3. Appellants' enumeration of error contending that the trial court erred in charging the jury on the issues of comparative and contributory negligence, avoidance, and foreseeability is unsupported by argument, reference to the record, or citation of legal authority; it therefore is deemed abandoned. Court of Appeals Rule 15 (c) (2).

4. Appellants' remaining enumerations of error concern the trial court's refusal to give their proposed charge numbered 28. The trial court, over objection from appellee, initially indicated it would give the charge only in part. After closing arguments, however, the trial court advised counsel of its intent to substitute a pattern charge "very, very similar to the essence of your request to charge 28. So I don't know if you want to continue with your argument." Counsel for appellants objected to the exclusion of the charge and moved for a mistrial, which was denied.

The charge given by the trial court substantially covered the principles of foreseeability, proximate cause, chain reaction, and consequential injuries. "`A request to charge itself must be correct, legal, apt, even perfect, and precisely adjusted to some principle involved in the case. If any portion of the request is inapt or incorrect, denial of the request is proper.'" (Emphasis in original.) Roswell Properties v. Salle, 208 Ga. App. 202, 208 (10) (430 SE2d 404) (1993). A portion of appellants' request to charge dealt with damages arising from medical malpractice, and it was originally rejected by the trial court as irrelevant to the issues in the case. Furthermore, the language of the charge itself was argumentative, using such language as "defendant's negligence" and "the injury he caused," and thereby assuming both negligence and causation.

With respect to appellants' contention that the trial court should have granted a mistrial, "the failure to inform counsel of the court's proposed action on the refusal to charge is not reversible error per se, *632 but ... in order to warrant a reversal or new trial for failure to comply with this rule, prejudice must be shown. And, the burden is on the complaining party to show harm.

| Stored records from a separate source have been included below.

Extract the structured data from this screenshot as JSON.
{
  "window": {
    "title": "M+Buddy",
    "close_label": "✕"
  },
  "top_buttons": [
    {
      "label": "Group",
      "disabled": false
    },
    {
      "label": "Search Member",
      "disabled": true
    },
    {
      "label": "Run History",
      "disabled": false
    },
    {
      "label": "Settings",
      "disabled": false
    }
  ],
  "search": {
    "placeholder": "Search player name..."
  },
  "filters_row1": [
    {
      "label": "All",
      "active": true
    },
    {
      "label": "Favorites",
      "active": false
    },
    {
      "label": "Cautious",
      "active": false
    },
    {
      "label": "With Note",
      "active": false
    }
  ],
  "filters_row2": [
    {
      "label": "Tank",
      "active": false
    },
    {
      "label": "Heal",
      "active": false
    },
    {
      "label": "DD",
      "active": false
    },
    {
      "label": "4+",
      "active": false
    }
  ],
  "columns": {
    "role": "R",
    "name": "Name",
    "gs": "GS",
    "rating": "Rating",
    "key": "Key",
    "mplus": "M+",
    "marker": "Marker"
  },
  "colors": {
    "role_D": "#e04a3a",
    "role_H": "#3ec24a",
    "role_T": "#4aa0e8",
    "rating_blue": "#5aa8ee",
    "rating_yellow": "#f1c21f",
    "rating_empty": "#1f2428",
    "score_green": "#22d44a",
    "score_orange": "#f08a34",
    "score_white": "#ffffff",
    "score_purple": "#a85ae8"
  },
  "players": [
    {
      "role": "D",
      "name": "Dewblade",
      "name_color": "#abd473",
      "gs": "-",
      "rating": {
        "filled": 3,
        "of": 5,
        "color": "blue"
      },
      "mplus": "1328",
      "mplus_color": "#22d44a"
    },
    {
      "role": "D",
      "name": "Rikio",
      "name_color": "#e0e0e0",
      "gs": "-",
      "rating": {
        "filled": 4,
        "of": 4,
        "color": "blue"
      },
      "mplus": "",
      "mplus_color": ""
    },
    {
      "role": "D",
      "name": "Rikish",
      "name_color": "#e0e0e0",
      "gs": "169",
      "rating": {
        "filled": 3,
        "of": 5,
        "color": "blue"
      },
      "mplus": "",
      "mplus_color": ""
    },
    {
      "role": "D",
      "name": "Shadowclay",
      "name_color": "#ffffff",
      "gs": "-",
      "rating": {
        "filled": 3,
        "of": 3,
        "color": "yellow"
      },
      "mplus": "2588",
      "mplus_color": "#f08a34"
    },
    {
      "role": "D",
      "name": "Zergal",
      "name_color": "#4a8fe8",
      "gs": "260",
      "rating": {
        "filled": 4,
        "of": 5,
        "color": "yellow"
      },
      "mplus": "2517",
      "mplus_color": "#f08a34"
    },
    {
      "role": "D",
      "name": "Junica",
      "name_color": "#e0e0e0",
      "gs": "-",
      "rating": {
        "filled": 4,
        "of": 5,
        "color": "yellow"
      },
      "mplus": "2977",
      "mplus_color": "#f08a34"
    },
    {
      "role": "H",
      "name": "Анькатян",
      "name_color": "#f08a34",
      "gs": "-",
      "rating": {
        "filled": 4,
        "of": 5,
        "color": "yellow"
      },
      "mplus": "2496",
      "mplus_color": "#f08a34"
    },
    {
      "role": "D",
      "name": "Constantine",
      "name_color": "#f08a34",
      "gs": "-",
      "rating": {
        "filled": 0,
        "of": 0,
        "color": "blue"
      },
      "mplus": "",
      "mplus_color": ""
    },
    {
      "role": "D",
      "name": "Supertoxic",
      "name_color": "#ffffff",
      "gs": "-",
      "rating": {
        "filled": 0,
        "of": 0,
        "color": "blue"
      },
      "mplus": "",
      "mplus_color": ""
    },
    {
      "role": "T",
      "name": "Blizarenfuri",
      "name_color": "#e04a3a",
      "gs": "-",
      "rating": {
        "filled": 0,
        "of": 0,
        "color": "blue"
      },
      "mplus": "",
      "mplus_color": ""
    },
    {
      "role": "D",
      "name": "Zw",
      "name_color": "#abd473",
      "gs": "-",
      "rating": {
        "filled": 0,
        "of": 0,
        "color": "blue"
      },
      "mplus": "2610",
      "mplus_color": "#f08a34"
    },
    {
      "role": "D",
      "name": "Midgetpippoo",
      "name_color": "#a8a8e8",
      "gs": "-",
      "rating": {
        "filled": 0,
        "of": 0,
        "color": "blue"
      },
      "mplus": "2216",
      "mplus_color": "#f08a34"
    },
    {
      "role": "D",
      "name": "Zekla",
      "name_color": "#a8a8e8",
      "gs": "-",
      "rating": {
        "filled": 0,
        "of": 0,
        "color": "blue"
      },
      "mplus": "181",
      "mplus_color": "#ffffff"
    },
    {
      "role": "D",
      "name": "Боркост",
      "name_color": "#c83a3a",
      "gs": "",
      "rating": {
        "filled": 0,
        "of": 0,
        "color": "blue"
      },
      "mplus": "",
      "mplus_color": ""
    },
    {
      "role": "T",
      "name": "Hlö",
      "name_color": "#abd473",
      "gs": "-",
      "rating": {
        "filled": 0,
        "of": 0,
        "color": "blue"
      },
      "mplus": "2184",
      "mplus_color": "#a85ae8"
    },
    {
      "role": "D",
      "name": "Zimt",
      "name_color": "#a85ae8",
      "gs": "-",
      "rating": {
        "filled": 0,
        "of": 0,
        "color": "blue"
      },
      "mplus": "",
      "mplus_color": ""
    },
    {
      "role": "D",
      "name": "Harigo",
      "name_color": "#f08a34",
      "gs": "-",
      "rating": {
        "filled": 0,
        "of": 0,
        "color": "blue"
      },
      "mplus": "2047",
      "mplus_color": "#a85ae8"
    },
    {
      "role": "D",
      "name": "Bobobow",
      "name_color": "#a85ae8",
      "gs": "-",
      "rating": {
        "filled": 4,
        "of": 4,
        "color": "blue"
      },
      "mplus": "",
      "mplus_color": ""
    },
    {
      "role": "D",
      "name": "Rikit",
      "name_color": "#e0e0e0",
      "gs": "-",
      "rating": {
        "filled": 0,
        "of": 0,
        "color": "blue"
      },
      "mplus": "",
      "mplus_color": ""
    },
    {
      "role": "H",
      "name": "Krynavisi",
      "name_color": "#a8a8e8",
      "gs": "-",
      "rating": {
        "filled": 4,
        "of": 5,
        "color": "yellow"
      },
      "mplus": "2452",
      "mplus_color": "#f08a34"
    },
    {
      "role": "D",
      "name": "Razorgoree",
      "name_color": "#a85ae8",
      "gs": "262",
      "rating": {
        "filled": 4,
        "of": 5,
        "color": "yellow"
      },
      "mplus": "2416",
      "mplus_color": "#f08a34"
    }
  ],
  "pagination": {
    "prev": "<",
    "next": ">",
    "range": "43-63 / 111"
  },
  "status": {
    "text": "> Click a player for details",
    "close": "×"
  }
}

The record does not reflect that the defendant was misled or that he was hampered in his argument to the jury." (Citations and punctuation omitted.) Jackson v. Meadows, 157 Ga. App. 569, 571-572 (1) (278 SE2d 8) (1981). Appellants do not make any reference to the record showing the portion of their closing argument which they contend was addressed in the requested charge but not included in the trial court's substantially similar instructions to the jury. "It is not the function of this court to cull the record on behalf of a party in search of instances of error." (Citation and punctuation omitted.) Poole v. Estfan, 206 Ga. App. 510, 511 (1) (426 SE2d 61) (1992). Moreover, the question of damages to which the requested charge pertains was not reached, because the jury found for appellee on the issue of liability. Appellants have shown no harm by the refusal to give the requested charge, and these enumerations of error are without merit.

Judgment affirmed. Beasley, P. J., and Cooper, J., concur.


[1] The individual defendant was dismissed at trial.

[2] For example, it appears that juror number 20 indicated on voir dire that she did not feel that she could listen or participate adequately because she had buried her grandson two days before. However, she is never identified by juror number on voir dire, and our surmise as to her identity is based only on the unlikelihood of two prospective jurors suffering a similar bereavement in so short a time.

This site is protected by reCAPTCHA and the Google Privacy Policy and Terms of Service apply.